  • How are Universities currently using social media?
  • How do we engage students in emergency preparedness through social media?
  • What are some social media best practices?
  • What is crowdsourcing and how could it be utilized to create interactive applications or multi-media tools in order to increase students’ emergency preparedness?
  • How is social media used for crisis response?

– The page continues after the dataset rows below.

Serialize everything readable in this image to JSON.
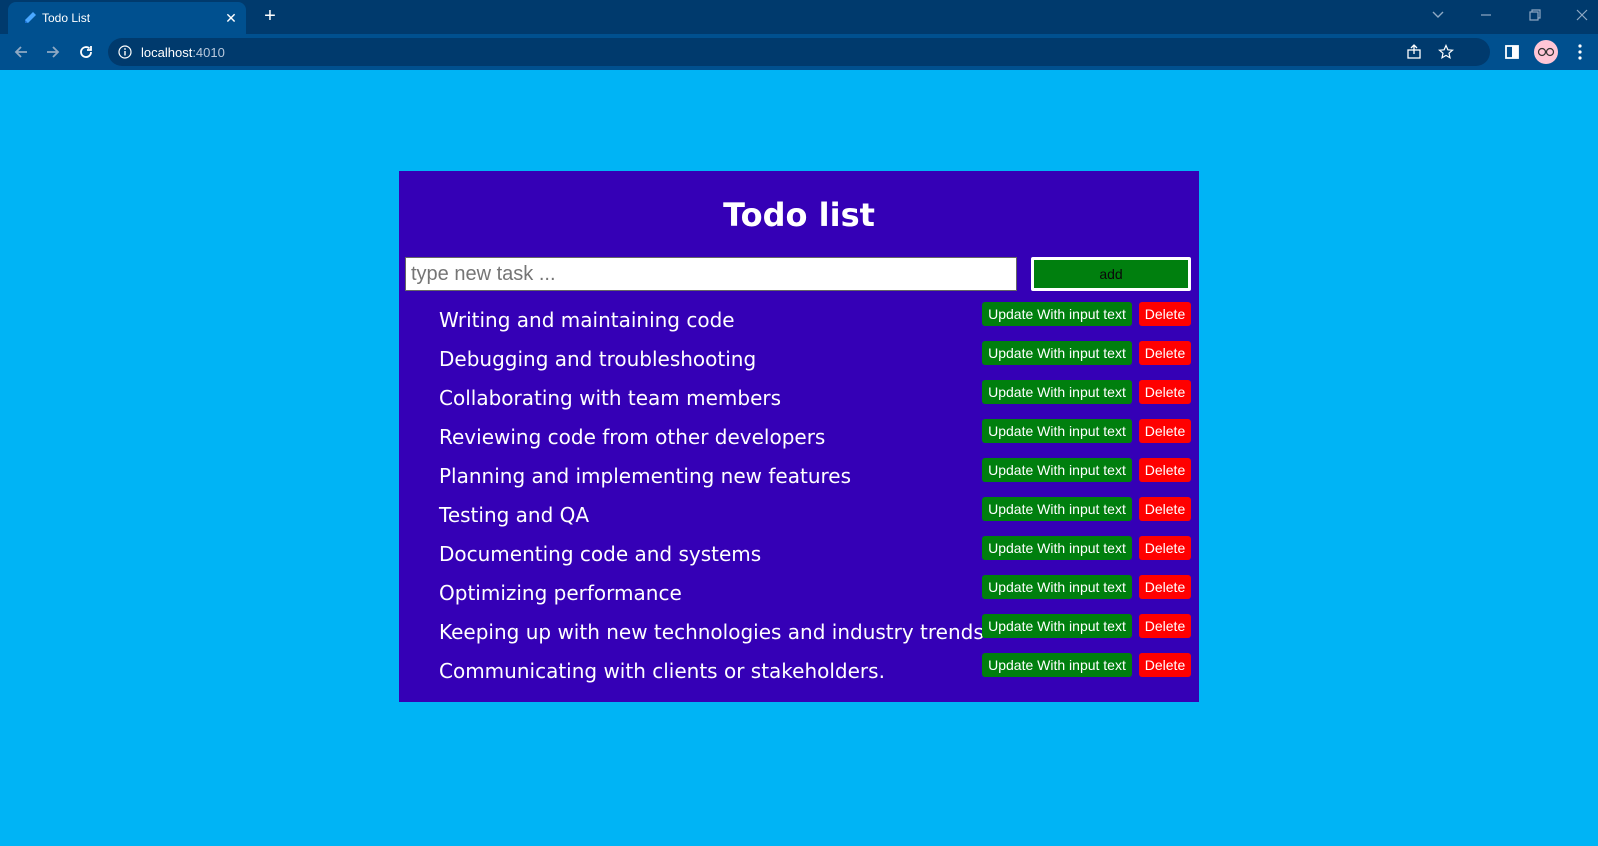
{
  "browser": {
    "tab_title": "Todo List",
    "url_host": "localhost",
    "url_port": ":4010"
  },
  "app": {
    "title": "Todo list",
    "input_placeholder": "type new task ...",
    "input_value": "",
    "add_label": "add",
    "update_label": "Update With input text",
    "delete_label": "Delete",
    "colors": {
      "page_background": "#00b4f5",
      "card_background": "#3500b6",
      "add_button": "#007f0e",
      "update_button": "#007f0e",
      "delete_button": "#ff0000"
    }
  },
  "todos": [
    "Writing and maintaining code",
    "Debugging and troubleshooting",
    "Collaborating with team members",
    "Reviewing code from other developers",
    "Planning and implementing new features",
    "Testing and QA",
    "Documenting code and systems",
    "Optimizing performance",
    "Keeping up with new technologies and industry trends",
    "Communicating with clients or stakeholders."
  ]
}
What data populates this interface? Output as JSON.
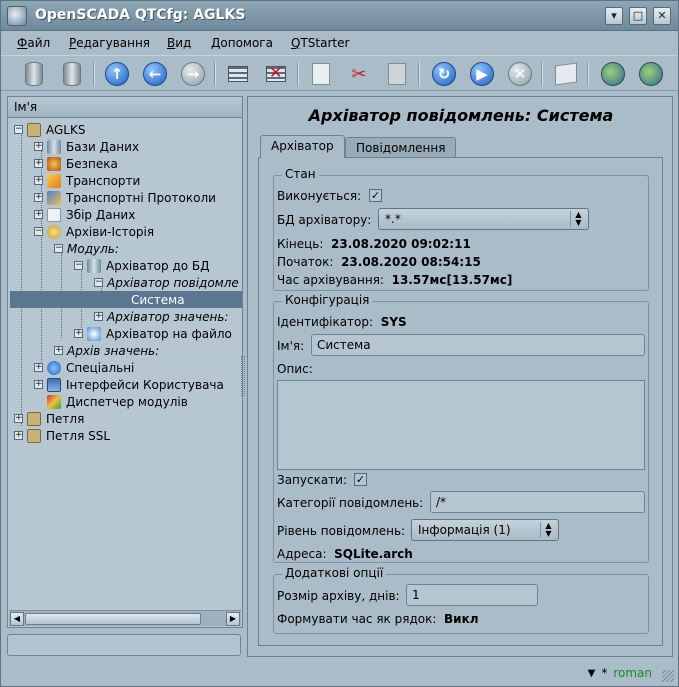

How can personnel in the response community use these applications to increase our situational awareness? (examples from Ushahidi’s deployment in Haiti are included)
  • What tools exists to collect, filter, verify & aggregate data?